    My immediate reaction: "Why aren't schools teaching kids today to make change?"

    I think 50% of all criticisms leveled at schools would be eliminated if simply taught kids how make change - every year, right through college. Spoken like a true geezer.


    Fair Use Scenario: Gloria's audio recordings

    In a continuing series of scenarios that explore educational fair use issues.

    T-L Gloria has been given a technology grant by her school district. With this grant she purchased mp3 players for two groups of at-risk students. She identified a group of low level books and purchased Accelerated Reader's audio assistance for the identified books. She attempted to find these books as commercial audio books, but only found a few titles. The rest of books she plans to make MP3 versions of (with "Text to Speech") so that they can be loaded onto the players along with those purchased commercially.

    She grouped the books by publisher and has contacted each publisher to get permission to make the MP3 versions, but has been met with some discouragement by supervisors in her district because they think that making the MP3 version is breaking copyright. Gloria wants to get publisher permission but it will take some time. She plans to start making the recordings before she hears back from some of the publishers.

    1. What is the copyrighted material? Who owns it?
    2. Does the use of the work fall under fair use guidelines? Is the use transformational in nature? Can this be considered "educational" use?
    3. What is your level of comfort with Gloria's actions, assuming she destroys any recordings from publishers who do not grant permission. Are there any changes or limits you might like to see that would make you more comfortable?

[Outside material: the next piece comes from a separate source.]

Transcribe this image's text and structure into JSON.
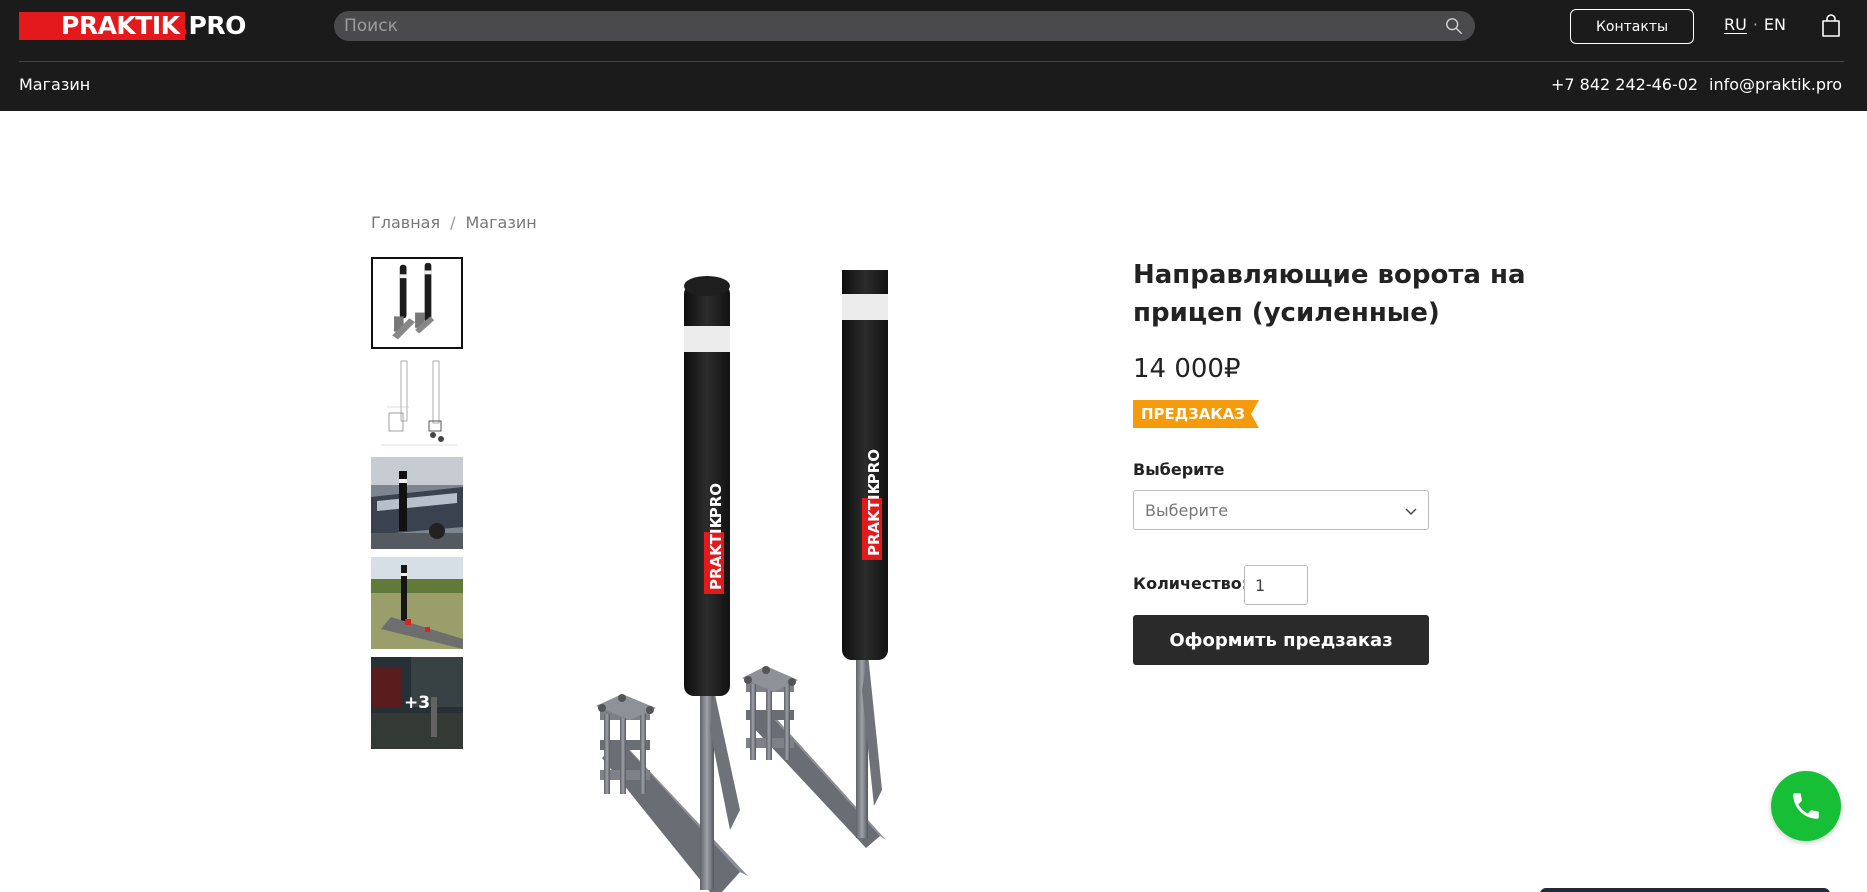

    Your level of comfort with this use of copyrighted materials: High 5 4 3 2 1 Low

    You comments are most welcome.